HOW TO COMPLETE THIS TASK - Each line below is to be written out once more, precisely as given.
----
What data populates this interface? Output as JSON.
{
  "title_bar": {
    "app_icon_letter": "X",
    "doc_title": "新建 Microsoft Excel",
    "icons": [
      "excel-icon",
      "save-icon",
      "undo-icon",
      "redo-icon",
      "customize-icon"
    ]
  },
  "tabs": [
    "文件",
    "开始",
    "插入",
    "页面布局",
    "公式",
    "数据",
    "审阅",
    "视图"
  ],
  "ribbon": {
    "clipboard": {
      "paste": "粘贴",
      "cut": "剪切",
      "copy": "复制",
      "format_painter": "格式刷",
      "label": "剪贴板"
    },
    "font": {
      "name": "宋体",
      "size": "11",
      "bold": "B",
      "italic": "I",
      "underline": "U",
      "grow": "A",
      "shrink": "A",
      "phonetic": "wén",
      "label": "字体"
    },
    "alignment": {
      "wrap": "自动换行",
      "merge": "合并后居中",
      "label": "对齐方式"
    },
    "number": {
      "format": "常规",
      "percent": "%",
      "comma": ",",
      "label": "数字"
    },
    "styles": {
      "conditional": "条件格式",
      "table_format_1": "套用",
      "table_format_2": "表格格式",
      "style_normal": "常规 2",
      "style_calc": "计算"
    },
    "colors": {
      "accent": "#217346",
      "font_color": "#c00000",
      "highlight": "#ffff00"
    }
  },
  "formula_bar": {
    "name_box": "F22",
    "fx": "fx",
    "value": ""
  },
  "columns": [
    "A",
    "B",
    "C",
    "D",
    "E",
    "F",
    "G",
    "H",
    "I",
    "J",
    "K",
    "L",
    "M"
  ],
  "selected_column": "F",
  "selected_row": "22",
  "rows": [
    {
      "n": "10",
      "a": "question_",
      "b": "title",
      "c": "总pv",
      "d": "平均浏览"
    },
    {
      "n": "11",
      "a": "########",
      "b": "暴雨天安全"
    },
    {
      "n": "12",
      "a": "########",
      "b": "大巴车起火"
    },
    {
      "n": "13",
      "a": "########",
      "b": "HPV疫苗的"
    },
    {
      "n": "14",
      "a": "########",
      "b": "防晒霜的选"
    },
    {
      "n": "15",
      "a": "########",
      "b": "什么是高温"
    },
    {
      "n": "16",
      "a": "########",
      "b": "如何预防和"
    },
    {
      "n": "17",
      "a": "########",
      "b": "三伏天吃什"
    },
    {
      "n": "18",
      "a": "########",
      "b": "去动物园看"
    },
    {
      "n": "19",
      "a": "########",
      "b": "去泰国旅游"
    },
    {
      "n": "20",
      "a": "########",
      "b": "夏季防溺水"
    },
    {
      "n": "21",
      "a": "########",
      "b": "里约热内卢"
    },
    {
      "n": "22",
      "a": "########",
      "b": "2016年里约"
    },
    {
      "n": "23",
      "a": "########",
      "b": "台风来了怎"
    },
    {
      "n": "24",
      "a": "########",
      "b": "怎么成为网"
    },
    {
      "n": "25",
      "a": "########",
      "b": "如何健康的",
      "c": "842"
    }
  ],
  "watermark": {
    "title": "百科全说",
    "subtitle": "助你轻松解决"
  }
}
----
RESPONSE -
What data populates this interface? Output as JSON.
{
  "title_bar": {
    "app_icon_letter": "X",
    "doc_title": "新建 Microsoft Excel",
    "icons": [
      "excel-icon",
      "save-icon",
      "undo-icon",
      "redo-icon",
      "customize-icon"
    ]
  },
  "tabs": [
    "文件",
    "开始",
    "插入",
    "页面布局",
    "公式",
    "数据",
    "审阅",
    "视图"
  ],
  "ribbon": {
    "clipboard": {
      "paste": "粘贴",
      "cut": "剪切",
      "copy": "复制",
      "format_painter": "格式刷",
      "label": "剪贴板"
    },
    "font": {
      "name": "宋体",
      "size": "11",
      "bold": "B",
      "italic": "I",
      "underline": "U",
      "grow": "A",
      "shrink": "A",
      "phonetic": "wén",
      "label": "字体"
    },
    "alignment": {
      "wrap": "自动换行",
      "merge": "合并后居中",
      "label": "对齐方式"
    },
    "number": {
      "format": "常规",
      "percent": "%",
      "comma": ",",
      "label": "数字"
    },
    "styles": {
      "conditional": "条件格式",
      "table_format_1": "套用",
      "table_format_2": "表格格式",
      "style_normal": "常规 2",
      "style_calc": "计算"
    },
    "colors": {
      "accent": "#217346",
      "font_color": "#c00000",
      "highlight": "#ffff00"
    }
  },
  "formula_bar": {
    "name_box": "F22",
    "fx": "fx",
    "value": ""
  },
  "columns": [
    "A",
    "B",
    "C",
    "D",
    "E",
    "F",
    "G",
    "H",
    "I",
    "J",
    "K",
    "L",
    "M"
  ],
  "selected_column": "F",
  "selected_row": "22",
  "rows": [
    {
      "n": "10",
      "a": "question_",
      "b": "title",
      "c": "总pv",
      "d": "平均浏览"
    },
    {
      "n": "11",
      "a": "########",
      "b": "暴雨天安全"
    },
    {
      "n": "12",
      "a": "########",
      "b": "大巴车起火"
    },
    {
      "n": "13",
      "a": "########",
      "b": "HPV疫苗的"
    },
    {
      "n": "14",
      "a": "########",
      "b": "防晒霜的选"
    },
    {
      "n": "15",
      "a": "########",
      "b": "什么是高温"
    },
    {
      "n": "16",
      "a": "########",
      "b": "如何预防和"
    },
    {
      "n": "17",
      "a": "########",
      "b": "三伏天吃什"
    },
    {
      "n": "18",
      "a": "########",
      "b": "去动物园看"
    },
    {
      "n": "19",
      "a": "########",
      "b": "去泰国旅游"
    },
    {
      "n": "20",
      "a": "########",
      "b": "夏季防溺水"
    },
    {
      "n": "21",
      "a": "########",
      "b": "里约热内卢"
    },
    {
      "n": "22",
      "a": "########",
      "b": "2016年里约"
    },
    {
      "n": "23",
      "a": "########",
      "b": "台风来了怎"
    },
    {
      "n": "24",
      "a": "########",
      "b": "怎么成为网"
    },
    {
      "n": "25",
      "a": "########",
      "b": "如何健康的",
      "c": "842"
    }
  ],
  "watermark": {
    "title": "百科全说",
    "subtitle": "助你轻松解决"
  }
}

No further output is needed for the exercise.